The Grand Vision of the Architect Ready to Be Executed!

For most of my life, I have operated from a leadership philosophy/paradigm and a set of practices that cascade out of the notion that the role of a visionary leader is to be solely that of an architect. The prevailing thinking that has influenced my leadership training and practices flows from a Newtonian, mechanistic worldview in which predictability, creating plans and programs to produce order, and determining the end outcome are the key objectives. From this perspective, people can be viewed as cogs in the machine which can be manipulated to get the desired result, or seen as replaceable pieces to be discarded when no longer productive. An effective leader’s job is to come up with a big vision, to cast that vision to a group of people, to find the people with the necessary skill sets to execute that vision, and to implement the five year plan to bring that vision to fruition. This approach to leadership does bring about results and seems to work.

Yet we are entering a time when our Newtonian mechanistic worldview is colliding with other realities. Discontinuous or random change happening at an accelerated rate is making it more and more difficult to have long range, rigid plans.  The realization through chaos is that we are not as in control as we think we are – just look at the fluctuations of the stock market in the last month. There is a growing awareness that systems/organizations are not machines, but a network of interconnected relationships where even little decisions can have great impact on the whole – look at the grassroots revolutions in the Middle East in the last year. If you want to reflect more on some of these ideas, I suggest Margaret Wheatley’s book, “Leadership and the New Science: Discovering Order In a Chaotic World”.

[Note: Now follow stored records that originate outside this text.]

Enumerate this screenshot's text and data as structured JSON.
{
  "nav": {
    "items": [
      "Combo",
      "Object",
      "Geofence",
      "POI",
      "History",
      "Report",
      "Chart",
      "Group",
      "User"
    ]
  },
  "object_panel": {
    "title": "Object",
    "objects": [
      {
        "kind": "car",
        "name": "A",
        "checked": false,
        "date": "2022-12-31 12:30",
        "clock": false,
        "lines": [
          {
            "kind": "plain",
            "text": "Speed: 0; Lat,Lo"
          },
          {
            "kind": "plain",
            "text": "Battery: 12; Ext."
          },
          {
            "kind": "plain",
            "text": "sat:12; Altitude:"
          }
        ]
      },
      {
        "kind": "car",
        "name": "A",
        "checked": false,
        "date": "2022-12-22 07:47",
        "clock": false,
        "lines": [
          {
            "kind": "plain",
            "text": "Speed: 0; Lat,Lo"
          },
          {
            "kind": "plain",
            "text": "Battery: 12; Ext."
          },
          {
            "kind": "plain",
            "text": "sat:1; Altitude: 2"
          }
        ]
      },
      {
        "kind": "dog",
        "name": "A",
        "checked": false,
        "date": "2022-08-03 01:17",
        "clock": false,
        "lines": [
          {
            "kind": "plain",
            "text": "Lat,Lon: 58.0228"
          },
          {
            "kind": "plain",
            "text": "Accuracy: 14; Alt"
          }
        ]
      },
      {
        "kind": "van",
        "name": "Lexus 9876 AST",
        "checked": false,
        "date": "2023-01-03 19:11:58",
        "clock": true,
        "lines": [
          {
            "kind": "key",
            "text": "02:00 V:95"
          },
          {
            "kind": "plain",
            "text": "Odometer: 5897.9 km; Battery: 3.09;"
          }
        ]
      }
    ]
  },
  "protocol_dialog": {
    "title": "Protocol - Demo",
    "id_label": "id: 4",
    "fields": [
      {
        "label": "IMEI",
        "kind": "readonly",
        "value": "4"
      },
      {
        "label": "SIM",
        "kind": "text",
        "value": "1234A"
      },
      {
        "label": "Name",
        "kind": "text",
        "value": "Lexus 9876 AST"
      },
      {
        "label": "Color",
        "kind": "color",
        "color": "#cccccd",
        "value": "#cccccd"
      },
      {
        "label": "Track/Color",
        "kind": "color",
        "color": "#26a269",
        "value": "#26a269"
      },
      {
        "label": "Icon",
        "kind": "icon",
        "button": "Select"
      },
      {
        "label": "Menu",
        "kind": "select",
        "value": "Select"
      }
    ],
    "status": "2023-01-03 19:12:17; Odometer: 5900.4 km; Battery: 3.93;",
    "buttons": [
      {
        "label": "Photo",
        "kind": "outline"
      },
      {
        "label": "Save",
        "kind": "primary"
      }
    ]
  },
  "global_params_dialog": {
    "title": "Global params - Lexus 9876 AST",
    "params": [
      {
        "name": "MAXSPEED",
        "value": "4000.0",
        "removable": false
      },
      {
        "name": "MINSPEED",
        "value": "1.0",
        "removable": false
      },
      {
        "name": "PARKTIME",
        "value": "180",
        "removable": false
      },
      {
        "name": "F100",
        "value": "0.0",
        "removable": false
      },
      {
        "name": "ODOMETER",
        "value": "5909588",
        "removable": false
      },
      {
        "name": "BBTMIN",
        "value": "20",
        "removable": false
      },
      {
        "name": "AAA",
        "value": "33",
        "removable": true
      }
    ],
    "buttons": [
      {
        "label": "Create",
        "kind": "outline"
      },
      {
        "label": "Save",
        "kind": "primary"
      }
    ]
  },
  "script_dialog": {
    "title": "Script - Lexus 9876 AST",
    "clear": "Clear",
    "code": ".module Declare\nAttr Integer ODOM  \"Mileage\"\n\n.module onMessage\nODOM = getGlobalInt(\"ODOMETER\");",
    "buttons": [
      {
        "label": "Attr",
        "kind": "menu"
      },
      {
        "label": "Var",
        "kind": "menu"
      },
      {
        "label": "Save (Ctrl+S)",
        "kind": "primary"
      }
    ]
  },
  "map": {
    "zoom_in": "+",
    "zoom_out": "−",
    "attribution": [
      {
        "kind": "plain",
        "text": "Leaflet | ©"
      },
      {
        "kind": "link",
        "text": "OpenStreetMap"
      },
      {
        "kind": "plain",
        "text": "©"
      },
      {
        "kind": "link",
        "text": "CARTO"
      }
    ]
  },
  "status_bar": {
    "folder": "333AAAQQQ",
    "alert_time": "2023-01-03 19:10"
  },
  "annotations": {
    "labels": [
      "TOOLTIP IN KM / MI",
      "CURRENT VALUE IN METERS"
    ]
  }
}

This collision of worldviews has given me an opportunity to complement the leadership skills of an architect by learning another way of leading. There are some who in reaction to the extremes of present and past forms of leadership are proposing no leadership, or anarchy.

Vision Flows out of the Imagination

Vision Flows Out of the Imagination!

What I’m discovering is that I need to learn to lead like an artist alongside my penchant for being an architect. Now I’m not much of an artist when it comes to painting or drawing. Although, I’m not too bad at sketching stick figures or randomly throwing paint on a canvas! I love art…just come look at my house sometime. I am learning that art is a way for us to get in touch with our longing for beauty, a portal to help us catch glimpses of the eternal, and a conduit for the creativity embedded by God in our imaginations to be unleashed. The art of leadership is not just casting a vision but creating contexts for others to unlock their imaginations, and together put strokes of the vision we see on the canvas. As leaders we are to create the borders to the canvas which are a few values and practices that make it safe for people to explore and express the vision they carry in their imaginations of what a better future would look like.

Creating Together

This means we as leaders have to give up control of what the end picture will look like, which, if we are really honest with ourselves, no person can determine anyhow! The borders or boundaries around the canvas keep us from tipping over into the abyss of rugged individualism – everyone doing their own thing – or the top down power politics where only the few most dominant or gifted get to paint on the canvas of vision.


Here are some questions to ponder as you contemplate learning to lead like an artist:

  • What does the desired future that brought us together look like?
  • Who needs to be at the table to put a stroke on the canvas of our painting of a desired future?
  • What are the values or practices that will make it safe for us to explore and paint together?
  • What borders or structures will complement the painting we are creating together?